---------- RECORDS SHOWN ----------

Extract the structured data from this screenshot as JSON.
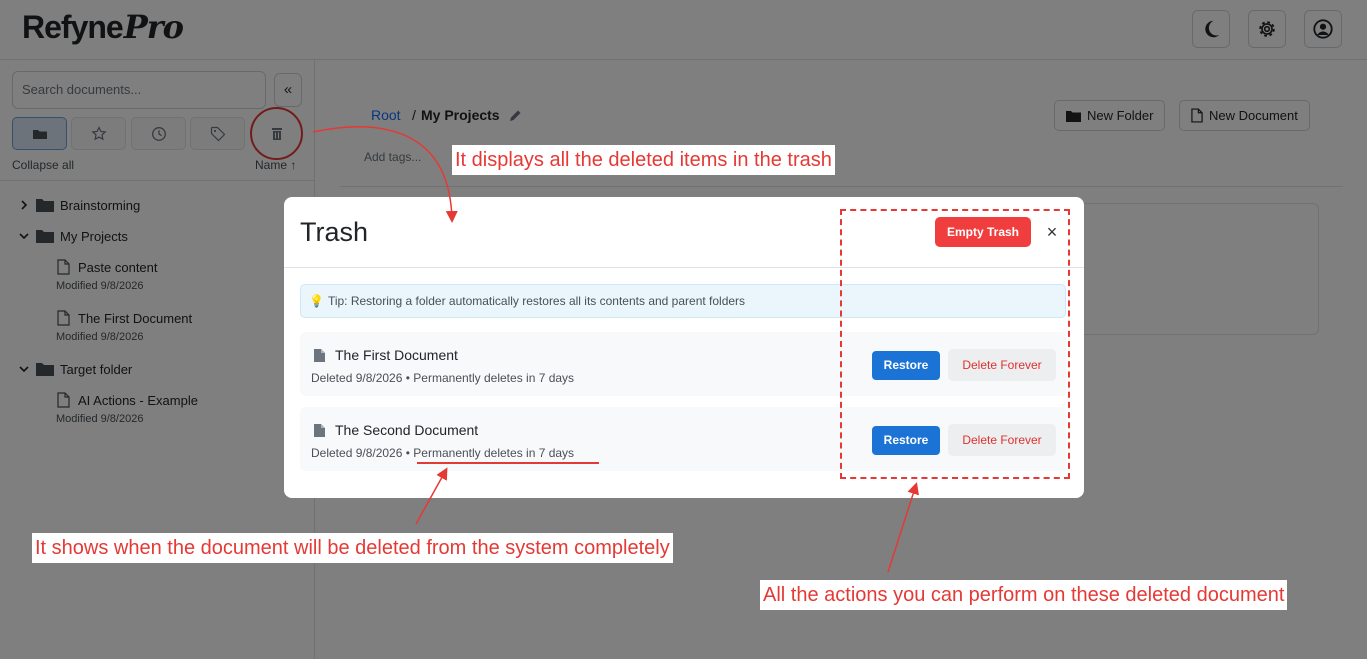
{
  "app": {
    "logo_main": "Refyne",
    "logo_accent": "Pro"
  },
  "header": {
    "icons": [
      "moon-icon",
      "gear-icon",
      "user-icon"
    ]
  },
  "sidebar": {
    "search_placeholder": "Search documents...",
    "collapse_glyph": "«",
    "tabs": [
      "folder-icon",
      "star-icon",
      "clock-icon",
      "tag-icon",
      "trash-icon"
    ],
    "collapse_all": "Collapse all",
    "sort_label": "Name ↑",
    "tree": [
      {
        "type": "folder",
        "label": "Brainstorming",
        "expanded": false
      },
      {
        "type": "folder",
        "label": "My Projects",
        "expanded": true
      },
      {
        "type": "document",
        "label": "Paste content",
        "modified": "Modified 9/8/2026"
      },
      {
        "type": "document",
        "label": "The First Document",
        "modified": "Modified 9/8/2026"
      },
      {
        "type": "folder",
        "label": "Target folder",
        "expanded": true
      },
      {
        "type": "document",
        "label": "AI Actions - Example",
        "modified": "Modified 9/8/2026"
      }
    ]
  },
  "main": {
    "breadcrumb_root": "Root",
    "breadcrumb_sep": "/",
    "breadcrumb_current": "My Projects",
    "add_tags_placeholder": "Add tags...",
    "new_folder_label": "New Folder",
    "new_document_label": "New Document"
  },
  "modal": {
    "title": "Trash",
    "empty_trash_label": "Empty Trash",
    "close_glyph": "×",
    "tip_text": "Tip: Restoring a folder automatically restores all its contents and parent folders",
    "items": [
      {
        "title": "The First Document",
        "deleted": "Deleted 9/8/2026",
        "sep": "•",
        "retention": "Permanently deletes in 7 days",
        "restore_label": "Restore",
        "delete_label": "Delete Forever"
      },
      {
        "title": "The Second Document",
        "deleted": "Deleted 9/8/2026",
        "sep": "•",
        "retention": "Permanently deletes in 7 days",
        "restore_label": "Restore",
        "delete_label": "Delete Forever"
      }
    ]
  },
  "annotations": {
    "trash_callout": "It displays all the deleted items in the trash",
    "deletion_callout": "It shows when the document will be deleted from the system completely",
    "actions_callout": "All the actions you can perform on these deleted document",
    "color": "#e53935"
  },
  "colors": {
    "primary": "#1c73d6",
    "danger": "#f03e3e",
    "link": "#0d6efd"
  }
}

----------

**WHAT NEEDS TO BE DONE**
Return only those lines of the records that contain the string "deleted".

**WRITTEN SOLUTION**
        "deleted": "Deleted 9/8/2026",
        "deleted": "Deleted 9/8/2026",
    "trash_callout": "It displays all the deleted items in the trash",
    "deletion_callout": "It shows when the document will be deleted from the system completely",
    "actions_callout": "All the actions you can perform on these deleted document",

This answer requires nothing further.